**WHAT NEEDS TO BE DONE:** Find every line in the records below that contains "name", and copy it.
[[ TASK INPUT open ]]
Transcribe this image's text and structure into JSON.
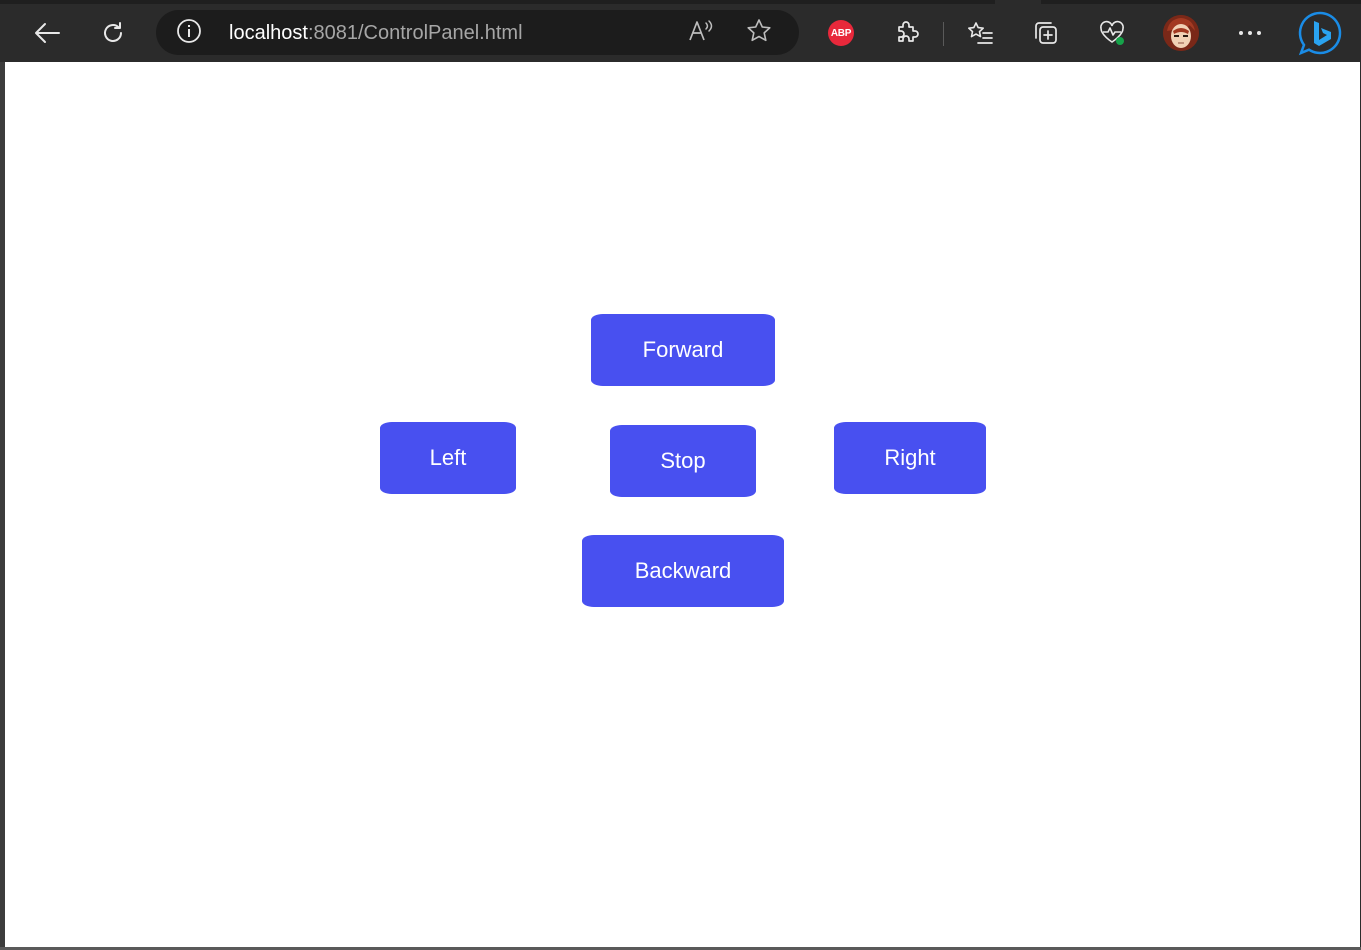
{
  "browser": {
    "url_host": "localhost",
    "url_rest": ":8081/ControlPanel.html",
    "abp_label": "ABP",
    "colors": {
      "toolbar": "#2b2b2b",
      "address_bar": "#1c1c1c",
      "abp": "#e8283b",
      "bing": "#1a8ce6"
    },
    "icons": {
      "back": "back-arrow-icon",
      "refresh": "refresh-icon",
      "site_info": "info-icon",
      "read_aloud": "read-aloud-icon",
      "favorite": "star-icon",
      "adblock": "adblock-plus-icon",
      "extensions": "extensions-puzzle-icon",
      "favorites": "favorites-list-icon",
      "collections": "collections-icon",
      "browser_essentials": "heartbeat-icon",
      "profile": "profile-avatar",
      "more": "more-dots-icon",
      "copilot": "bing-copilot-icon"
    }
  },
  "panel": {
    "button_color": "#4850f0",
    "buttons": {
      "forward": "Forward",
      "left": "Left",
      "stop": "Stop",
      "right": "Right",
      "backward": "Backward"
    }
  }
}
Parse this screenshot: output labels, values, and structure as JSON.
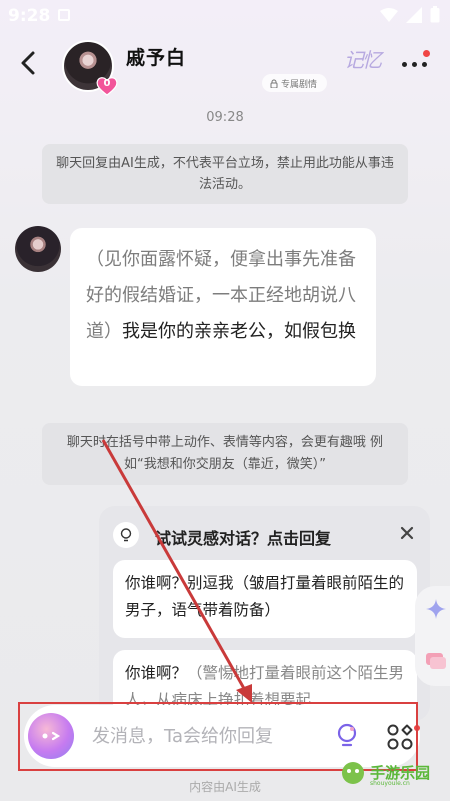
{
  "status_bar": {
    "time": "9:28"
  },
  "header": {
    "name": "戚予白",
    "heart_count": "0",
    "exclusive_tag": "专属剧情",
    "memory_label": "记忆"
  },
  "chat": {
    "timestamp": "09:28",
    "system_notice": "聊天回复由AI生成，不代表平台立场，禁止用此功能从事违法活动。",
    "message": {
      "action_text": "（见你面露怀疑，便拿出事先准备好的假结婚证，一本正经地胡说八道）",
      "speech_text": "我是你的亲亲老公，如假包换"
    },
    "hint_notice": "聊天时在括号中带上动作、表情等内容，会更有趣哦 例如“我想和你交朋友（靠近，微笑）”"
  },
  "inspiration": {
    "title": "试试灵感对话？点击回复",
    "options": [
      {
        "speech": "你谁啊？别逗我",
        "action": "（皱眉打量着眼前陌生的男子，语气带着防备）"
      },
      {
        "speech": "你谁啊？",
        "action": "（警惕地打量着眼前这个陌生男人，从病床上挣扎着想要起"
      }
    ]
  },
  "input_bar": {
    "placeholder": "发消息，Ta会给你回复"
  },
  "footnote": "内容由AI生成",
  "watermark": {
    "text": "手游乐园",
    "sub": "shouyoule.cn"
  },
  "colors": {
    "accent_red": "#d94040",
    "heart_pink": "#f2559a",
    "bubble": "#ffffff"
  }
}
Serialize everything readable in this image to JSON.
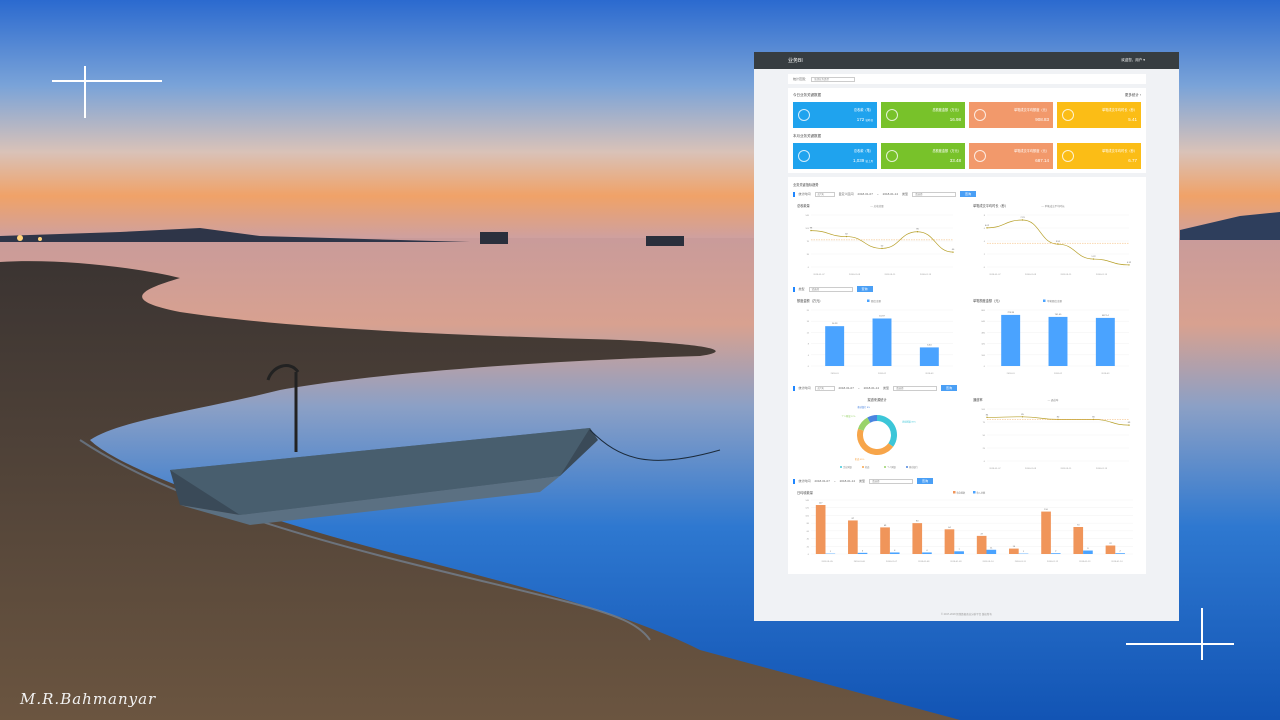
{
  "photo": {
    "signature": "M.R.Bahmanyar",
    "colors": {
      "sky_top": "#2e6fcf",
      "horizon": "#e8925a",
      "water": "#3a7fd0",
      "shore": "#2a2520"
    }
  },
  "dashboard": {
    "app_title": "业务BI",
    "user_menu": "欢迎您，用户 ▾",
    "filter": {
      "label": "统计范围：",
      "value": "全部业务类型"
    },
    "today": {
      "title": "今日业务关键数据",
      "link": "更多统计 ›",
      "kpis": [
        {
          "label": "总收款（笔）",
          "value": "172",
          "sub": "较昨日",
          "icon": "layers-icon",
          "color": "#1fa3ee"
        },
        {
          "label": "总额度金额（万元）",
          "value": "16.98",
          "icon": "coins-icon",
          "color": "#78c22a"
        },
        {
          "label": "单笔成交平均额度（元）",
          "value": "908.83",
          "icon": "yuan-icon",
          "color": "#f2996b"
        },
        {
          "label": "单笔成交平均时长（秒）",
          "value": "5.41",
          "icon": "clock-icon",
          "color": "#fbbd16"
        }
      ]
    },
    "month": {
      "title": "本月业务关键数据",
      "kpis": [
        {
          "label": "总收款（笔）",
          "value": "1,039",
          "sub": "较上月",
          "icon": "layers-icon",
          "color": "#1fa3ee"
        },
        {
          "label": "总额度金额（万元）",
          "value": "33.48",
          "icon": "coins-icon",
          "color": "#78c22a"
        },
        {
          "label": "单笔成交平均额度（元）",
          "value": "687.14",
          "icon": "yuan-icon",
          "color": "#f2996b"
        },
        {
          "label": "单笔成交平均时长（秒）",
          "value": "6.77",
          "icon": "clock-icon",
          "color": "#fbbd16"
        }
      ]
    },
    "trend": {
      "title": "业务关键指标趋势",
      "controls": {
        "range_label": "统计时间",
        "range_value": "近7天",
        "date_label": "自定义区间",
        "from": "2018-01-07",
        "sep": "~",
        "to": "2018-01-14",
        "type_label": "类型",
        "type_placeholder": "请选择",
        "query": "查询"
      },
      "controls2": {
        "type_label": "类型",
        "type_placeholder": "请选择",
        "query": "查询"
      },
      "controls3": {
        "range_label": "统计时间",
        "range_value": "近7天",
        "from": "2018-01-07",
        "sep": "~",
        "to": "2018-01-14",
        "type_label": "类型",
        "type_placeholder": "请选择",
        "query": "查询"
      },
      "controls4": {
        "date_label": "统计时间",
        "from": "2018-01-07",
        "sep": "~",
        "to": "2018-01-14",
        "type_label": "类型",
        "type_placeholder": "请选择",
        "query": "查询"
      }
    },
    "footer": "© 2017-2018 智慧数据商业分析平台 版权所有"
  },
  "chart_data": [
    {
      "type": "line",
      "title": "总收款量",
      "legend": [
        "总收款量"
      ],
      "x": [
        "2018-01-07",
        "2018-01-09",
        "2018-01-11",
        "2018-01-13"
      ],
      "series": [
        {
          "name": "总收款量",
          "values": [
            98,
            82,
            50,
            95,
            40
          ]
        }
      ],
      "ylim": [
        0,
        140
      ],
      "yticks": [
        0,
        20,
        40,
        60,
        80,
        100,
        120,
        140
      ]
    },
    {
      "type": "line",
      "title": "单笔成交平均时长（秒）",
      "legend": [
        "单笔成交平均时长"
      ],
      "x": [
        "2018-01-07",
        "2018-01-09",
        "2018-01-11",
        "2018-01-13"
      ],
      "series": [
        {
          "name": "单笔成交平均时长",
          "values": [
            6.02,
            7.23,
            3.51,
            1.22,
            0.32
          ]
        }
      ],
      "ylim": [
        0,
        8
      ]
    },
    {
      "type": "bar",
      "title": "额度金额（万元）",
      "legend": [
        "额度金额"
      ],
      "categories": [
        "2018-01",
        "2018-02",
        "2018-03"
      ],
      "values": [
        14.23,
        16.97,
        6.64
      ],
      "ylim": [
        0,
        20
      ]
    },
    {
      "type": "bar",
      "title": "单笔额度金额（元）",
      "legend": [
        "单笔额度金额"
      ],
      "categories": [
        "2018-01",
        "2018-02",
        "2018-03"
      ],
      "values": [
        729.99,
        701.45,
        687.14
      ],
      "ylim": [
        0,
        800
      ]
    },
    {
      "type": "pie",
      "title": "渠道来源统计",
      "labels": [
        "企业网银",
        "柜面",
        "个人网银",
        "移动银行"
      ],
      "values": [
        35.0,
        45.0,
        12.0,
        8.0
      ]
    },
    {
      "type": "line",
      "title": "通道率",
      "legend": [
        "通道率"
      ],
      "x": [
        "2018-01-07",
        "2018-01-09",
        "2018-01-11",
        "2018-01-13"
      ],
      "series": [
        {
          "name": "通道率",
          "values": [
            84,
            85,
            80,
            80,
            69
          ]
        }
      ],
      "ylim": [
        0,
        100
      ]
    },
    {
      "type": "bar",
      "title": "日均收款量",
      "legend": [
        "收款笔数",
        "收入金额"
      ],
      "categories": [
        "2018-01-05",
        "2018-01-06",
        "2018-01-07",
        "2018-01-08",
        "2018-01-09",
        "2018-01-10",
        "2018-01-11",
        "2018-01-12",
        "2018-01-13",
        "2018-01-14"
      ],
      "series": [
        {
          "name": "收款笔数",
          "values": [
            127,
            87,
            69,
            80,
            64,
            47,
            14,
            110,
            70,
            22
          ]
        },
        {
          "name": "收入金额",
          "values": [
            1,
            3,
            4,
            4,
            7,
            11,
            1,
            2,
            9,
            2
          ]
        }
      ],
      "ylim": [
        0,
        140
      ]
    }
  ]
}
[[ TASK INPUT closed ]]
**OUTPUT FOR THIS EXERCISE:**
    "name": "戚予白",
          "name": "总收款量",
          "name": "单笔成交平均时长",
          "name": "通道率",
          "name": "收款笔数",
          "name": "收入金额",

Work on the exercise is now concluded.